Compete With Products And With Branding.

Or: Direct, Indirect, And Replacement Competition

Who is your competition?

In some areas of life, there is an easy answer. If you play on a football team, clearly the other teams are your competition. If you are a football league commissioner, then it’s a little more complicated. You could see other team sports as your competition, from rugby to soccer to baseball. Beyond even that, if you’re a coach of a community team for 15-year olds, you’re trying to compete for the attention and focus of your players. You’re competing with school, music teachers, video games, and raging teenage hormones.

Competition is not as clear cut as we might like it to be. The same applies to marketing.

For example, if you run a pizza shop your direct competition is clearly other pizza shops within the area where you can deliver a pizza. Simply based on the kind of product you provide, there will be many other competitors willing to fight for people’s pizza money. These are your direct competitors.


In addition to direct competitors, you will have some indirect competition. These are businesses that are offering to provide some of the same underlying benefits that you are. In the pizza shop example, any restaurant or grocery store is an indirect competitor. This is because they aren’t necessarily offering the same product, but instead they offer the same benefit of a full belly.

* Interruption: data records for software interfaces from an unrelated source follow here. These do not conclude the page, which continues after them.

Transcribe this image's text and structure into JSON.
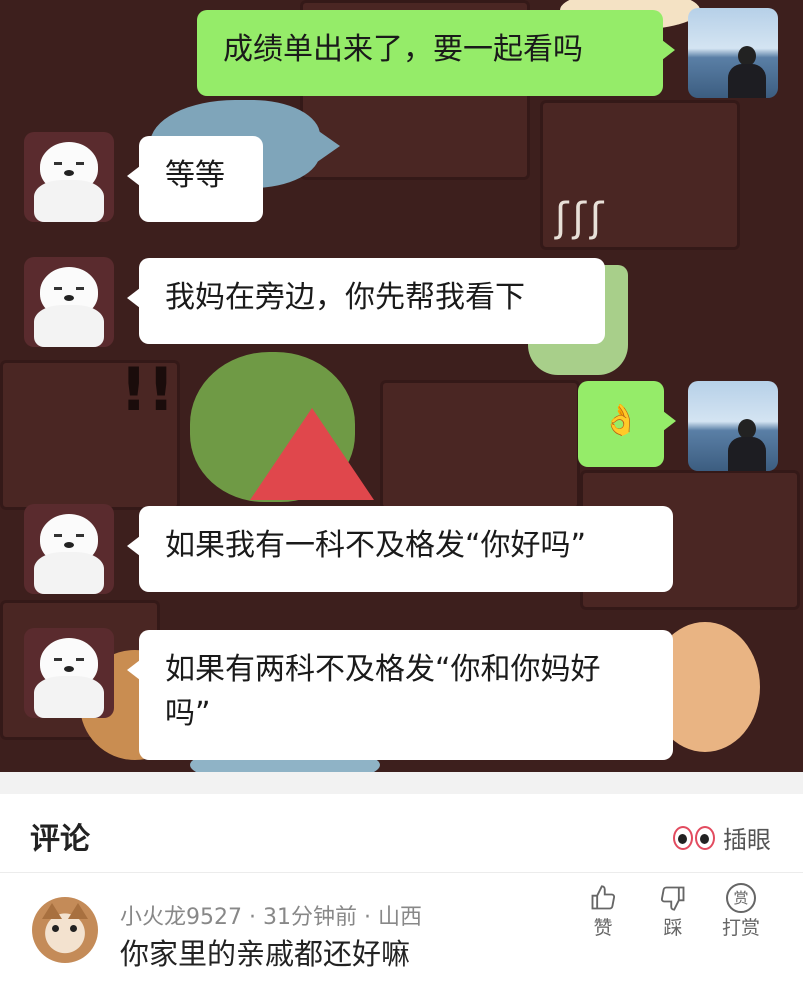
{
  "chat": {
    "messages": [
      {
        "from": "me",
        "text": "成绩单出来了，要一起看吗"
      },
      {
        "from": "friend",
        "text": "等等"
      },
      {
        "from": "friend",
        "text": "我妈在旁边，你先帮我看下"
      },
      {
        "from": "me",
        "text": "👌",
        "icon": "ok-hand-emoji"
      },
      {
        "from": "friend",
        "text": "如果我有一科不及格发“你好吗”"
      },
      {
        "from": "friend",
        "text": "如果有两科不及格发“你和你妈好吗”"
      }
    ],
    "avatars": {
      "me": "sea-view-avatar",
      "friend": "white-bear-avatar"
    },
    "bubble_colors": {
      "me": "#95ec69",
      "friend": "#ffffff"
    }
  },
  "comments": {
    "title": "评论",
    "insert_eye_label": "插眼",
    "items": [
      {
        "user": "小火龙9527",
        "time": "31分钟前",
        "location": "山西",
        "text": "你家里的亲戚都还好嘛",
        "actions": {
          "like": "赞",
          "dislike": "踩",
          "reward": "打赏",
          "reward_icon_char": "赏"
        }
      }
    ]
  }
}
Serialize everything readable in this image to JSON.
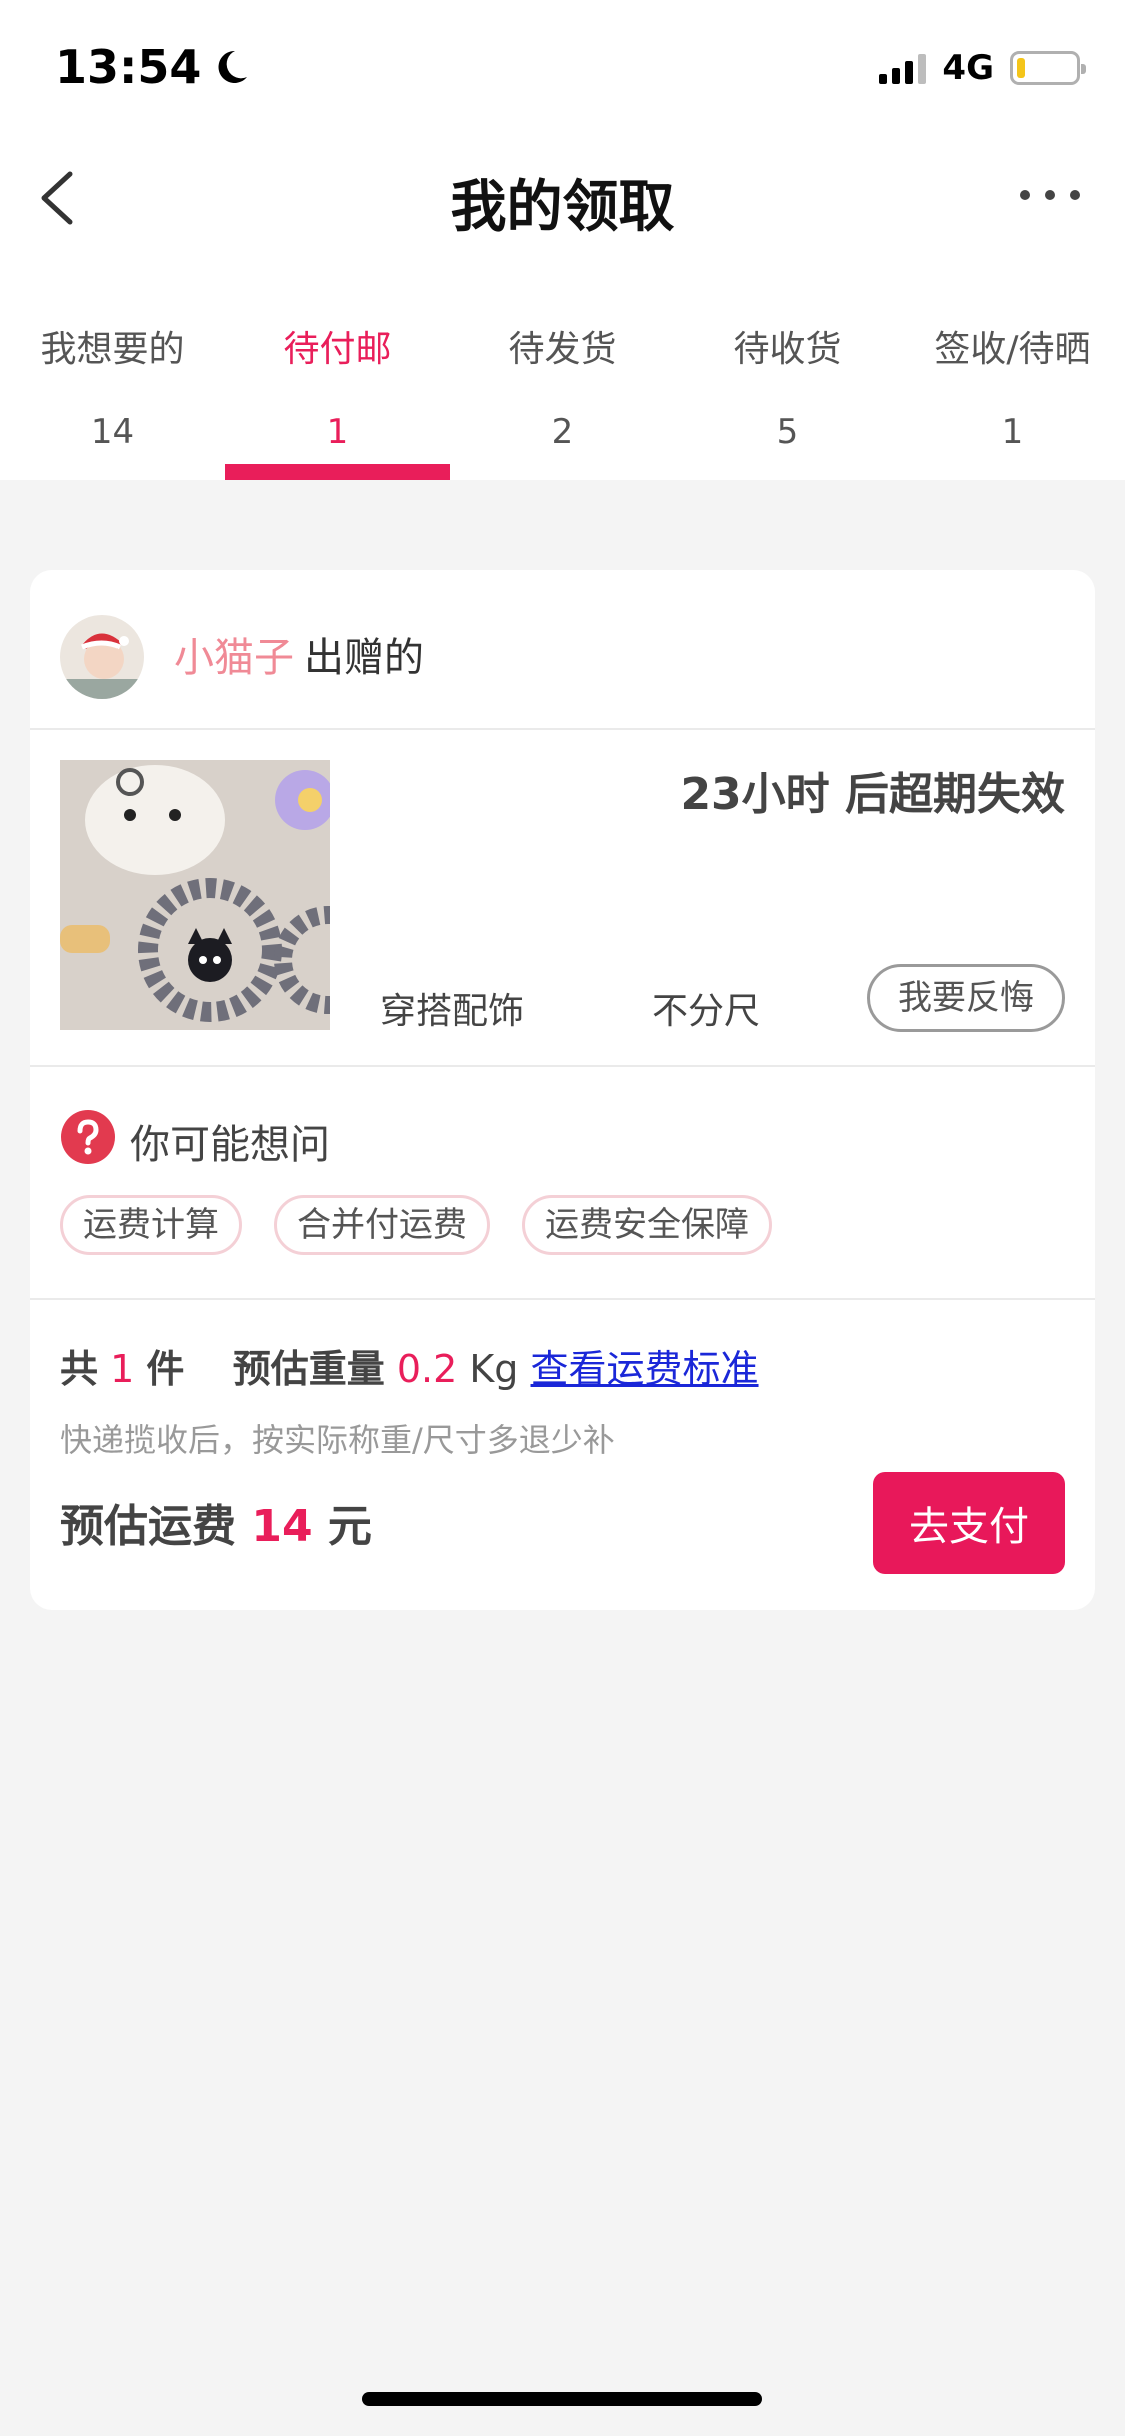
{
  "status_bar": {
    "time": "13:54",
    "network": "4G"
  },
  "nav": {
    "title": "我的领取"
  },
  "tabs": [
    {
      "label": "我想要的",
      "count": "14"
    },
    {
      "label": "待付邮",
      "count": "1"
    },
    {
      "label": "待发货",
      "count": "2"
    },
    {
      "label": "待收货",
      "count": "5"
    },
    {
      "label": "签收/待晒",
      "count": "1"
    }
  ],
  "card": {
    "seller_name": "小猫子",
    "seller_suffix": "出赠的",
    "expire_text": "23小时 后超期失效",
    "category": "穿搭配饰",
    "size": "不分尺",
    "regret_button": "我要反悔",
    "faq_title": "你可能想问",
    "chips": [
      "运费计算",
      "合并付运费",
      "运费安全保障"
    ],
    "summary": {
      "prefix": "共",
      "count": "1",
      "unit": "件",
      "weight_label": "预估重量",
      "weight_value": "0.2",
      "weight_unit": "Kg",
      "link": "查看运费标准"
    },
    "note": "快递揽收后，按实际称重/尺寸多退少补",
    "fee": {
      "label": "预估运费",
      "value": "14",
      "unit": "元"
    },
    "pay_button": "去支付"
  },
  "colors": {
    "accent": "#e91e5a",
    "link": "#1a27d8"
  }
}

Indirect competition doesn’t stop there though. Businesses can compete indirectly by providing similar emotions through associating with the brand. For most social enterprises, helping the customer feel like they’re making a difference socially and environmentally is part of what is sold. They can often get similar feelings by donating to a charity, engaging in advocacy, or volunteering.

Businesses also compete indirectly by providing different levels of access to their product. Going back to the pizza shop example, there is a clear accessibility advantage for the pizza shop over a business like a grocery store. Getting food delivered to your door without the effort of cooking is a clear competitive advantage if the customer is looking for the easiest way of getting food.

The values your business presents can be another way to compete. If customers care primarily about how workers are treated throughout the supply chain, they will be much more likely to go to a coffee shop that serves fair trade coffee than one that does not. If customers care about the local economy, they’re going to try to buy locally as much as possible. They’ll go to the pizza shop that has partnerships with local farmers over the pizza shop that gets their ingredients at the supermarket.

Some businesses compete nearly exclusively on aesthetics. Some customers will be drawn to a specific look or style. In the food industry, this could be based on the décor of the restaurant, or the music that plays during their meal. This area of competition is about the experience that the customer has while at the business.

I’ve been explaining indirect competitors as different and distinct from direct competitors. This is not quite accurate. Your direct competitors will also be using elements of indirect competition to position themselves as unique options and to carve out loyal customer segments within each of the elements I’ve laid out here.

With all elements of indirect competition, there is an element of branding and positioning that determines where your social enterprise will fit. It is better to define your values and positions to focus on appealing to the customers who want to associate with those values than to try to appeal to everyone.


Beyond even indirect competition, there is a more difficult form of competition that will affect your marketing. Replacement competition is competition on the limited resources of your customers. Replacement competitors are the other parts of society that are competing for the time and attention of your customers.

Part of your marketing is asking your customers to pay attention to your social enterprise. You are asking them to focus their attention enough to understand your offer and decide if they want it. In this area, you are competing with all forms of entertainment, family life, work, news, politics, etc.

Sometimes you will accidentally run into replacement competitions and there was little you could do to stop it. It doesn’t matter how good your offer is if you’re a luxury store in an area that was just hit with a natural disaster. It’s entirely possible that your marketing efforts could be entirely undermined by big news that breaks on the same day. While it is possible to plan for this kind of replacement competition, most of this will occur without warning, and you will have to work around it as much as possible.

In any other situation, you need to be able to explain why your social enterprise is worth focusing on, more than anything else that the customer could be doing at the time. This is easier to do if you have defined a brand with specific values and have crafted an interesting offer within those values.

As you define your brand and craft your offer: keep it simple.


If you have any questions about social enterprise development or marketing, please email me at Matthew@strategymadesimple.ca, or tweet at me @MatthewRempel.

This article was inspired by this piece from MarketingSherpa.com, and this TED-ED talk.